March 7, 2019

3.7.19 | Don't Abandon Ship from Central Valley Ag on Vimeo.

Don’t abandon ship just because we don’t know when it is leaving – Preperation

Next February, if somebody tries to tell me about what a woodchuck in Pennsylvania says about our weather, I am going to request that we have that person sent to Antarctica. There is no doubt by now that this spring is going to present some challenges that we are all not really excited about. Those challenges will begin with a “late” start, include mud, and will test our nerves. However, we all need to remain calm and realize that this is nothing which we haven’t dealt with before. Just because we don’t know exactly what the coming weeks will bring, we do know that we will get to put a crop in this spring, and we can’t abandon ship just because we don’t know when it is going to leave.

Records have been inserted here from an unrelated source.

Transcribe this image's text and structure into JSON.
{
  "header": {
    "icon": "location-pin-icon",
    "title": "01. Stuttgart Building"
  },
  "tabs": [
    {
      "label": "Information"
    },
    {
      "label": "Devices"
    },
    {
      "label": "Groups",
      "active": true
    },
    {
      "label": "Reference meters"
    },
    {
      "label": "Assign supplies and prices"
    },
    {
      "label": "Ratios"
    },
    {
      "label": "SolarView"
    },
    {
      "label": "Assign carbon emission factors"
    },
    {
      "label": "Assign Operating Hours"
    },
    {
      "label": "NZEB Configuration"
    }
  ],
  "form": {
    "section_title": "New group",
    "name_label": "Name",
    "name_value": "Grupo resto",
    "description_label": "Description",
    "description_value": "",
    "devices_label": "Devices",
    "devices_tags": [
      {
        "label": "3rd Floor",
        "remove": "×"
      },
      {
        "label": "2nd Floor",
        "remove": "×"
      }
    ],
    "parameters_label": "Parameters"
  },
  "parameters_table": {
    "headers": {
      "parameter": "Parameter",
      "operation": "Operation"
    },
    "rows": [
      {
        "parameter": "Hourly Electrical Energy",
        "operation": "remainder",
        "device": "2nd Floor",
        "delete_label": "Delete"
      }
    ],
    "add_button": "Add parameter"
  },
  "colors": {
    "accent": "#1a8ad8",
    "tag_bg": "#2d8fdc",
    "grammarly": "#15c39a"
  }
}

So first and foremost on our minds right now is the fertility work that still needs to be completed. I know many of you still have P, K, and Lime products to get on your fields this spring because of the weather challenges that go all the way back to December. Some still have soil sampling that needs to be finished. When the rubber meets the road, I know some of you will be tempted to forgo this spring work for a variety of reasons, with the biggest two being; budget and the notion that it can go on next fall. If I may, I would like to challenge this from a couple of aspects. As I look at this today, I see I can sell Dec 19 corn into Columbus for $3.75, and a crop removal application of P and K with application is around $70. That comes out to be about 19 bushel of corn as a break even. Now, I know that on paper, it would help our break evens for this year to cut $70 from our budget. So let’s say we have a 220 bu yield goal, and we are going to save this $70 this year. Are we still going to be able to hit our 220 yield goal? Maybe yes, and maybe no. Are we going to hit 240 or 250 if weather conditions are right? Probably not. The 2019 crop removal program is feeding our potential, just as much as our goals.

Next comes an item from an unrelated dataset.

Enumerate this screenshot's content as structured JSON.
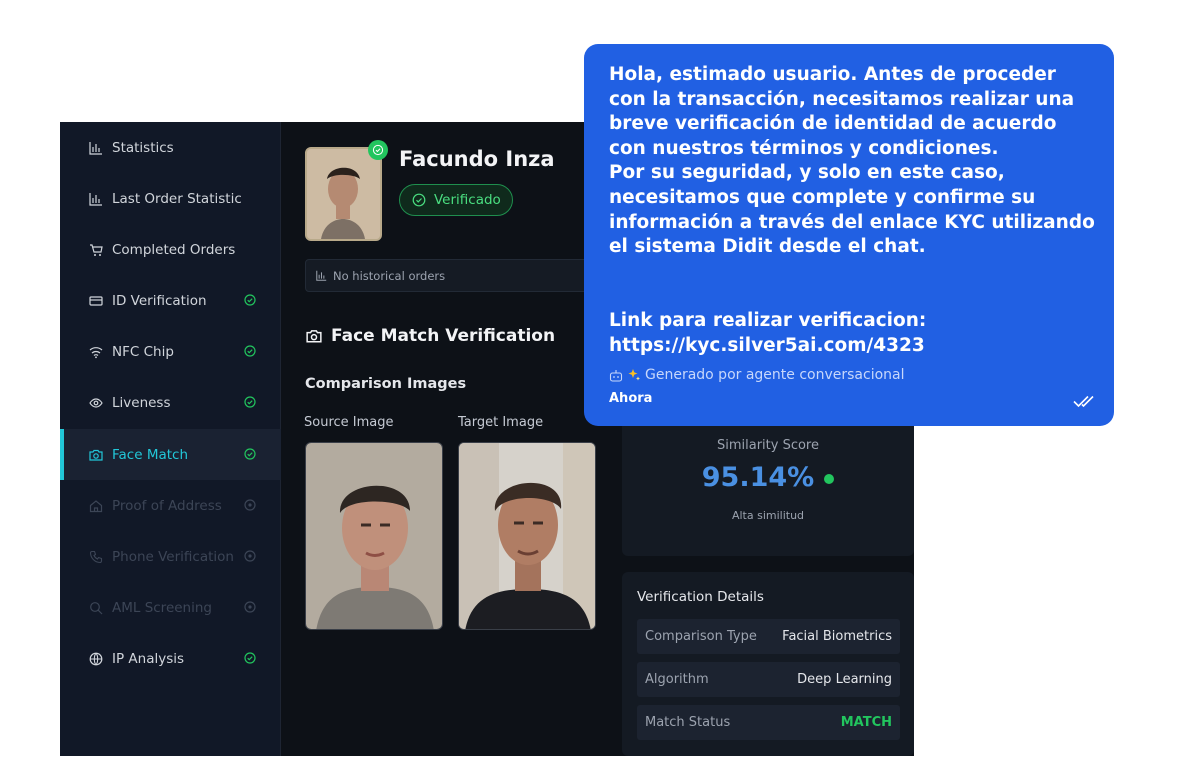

But let’s go another step further. So I decide to skip this application for convenience to my schedule and my pocketbook. As I look forward to 2020 crop inputs, is my budget for fertilizer going to double so I can make up for skipping 2019. I seriously doubt it! Then if I am not going to be able to recover from the nutrient mining of my P and K next year, there are two realities I will have to face. First, I will need to recover at some point, because my soil tests will show it, and second, while it may not affect future yield goals, it will affect your future potential.

The next area that I worry about people possibly skipping is their soybean pre-emerge. With spring work happening in a smaller window, I know that every year we see growers decide not to follow through on the plan for a pre-plant soybean herbicide. I again have to caution against writing this off at this point. As we look at resistance to in-season herbicides continuing to grow across the Midwest, we must maintain an integrated approach to keep as many options on the table as we can. Taking Modes of Action away from our farms may be a short term gain (convenience for 2019) but a long term loss.

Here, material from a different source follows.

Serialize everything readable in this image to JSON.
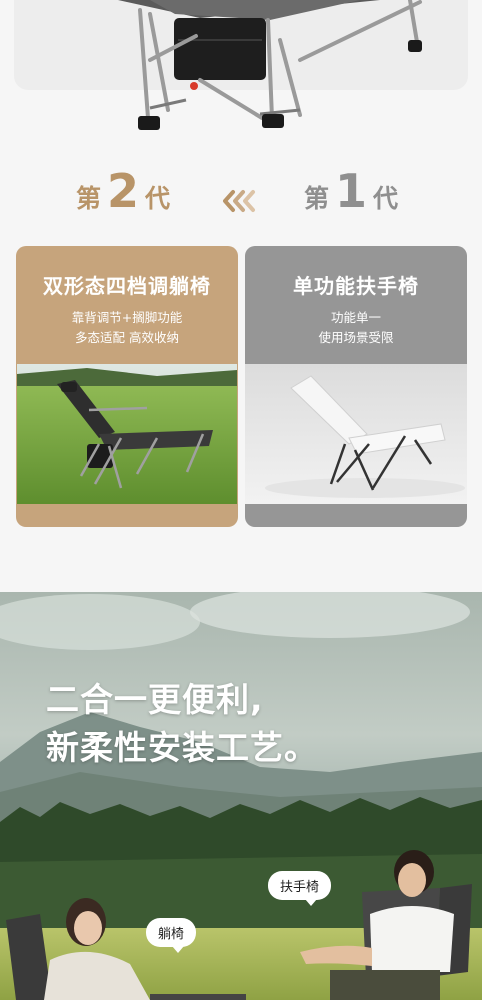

And then finally, there is your equipment. Now, I know that your planter is tucked away in the corner of the shed, dry and out of the way. But waiting to begin maintenance and preparation is asking for trouble. If something has to give on April 15th as the itch to begin planting intensifies, and it is between Nitrogen application, hauling grain, spraying, and fieldwork, I am pretty confident that the maintenance of your planter will be the thing that goes to the back burner. As they say, time heals all wounds, and the issues that you swore you would never forget as the crop came up last spring, are but a distant memory now. The last thing we want to do is wait for the right conditions, start planting, and then have to tear the planter apart to make it field ready.

In a nutshell, the word of the month is preparation. We cannot afford to wait until the snow is gone and the weather is warm to begin our preparations for this spring. We must build and commit to a plan with our trusted advisors to prioritize what is going to be done. We must get equipment out and do maintenance, even if it means we have to move snow around it a time or two in March. And we must prepare ourselves mentally, because we know there will be a day or two when the wheels fall off of the plan. That is why we have a plan, so we don’t lose focus and momentum on what our goals are for the year.

By Keith Byerly

Posted: 3/7/2019 11:15:44 AM by Kelli Emanuel | with 0 comments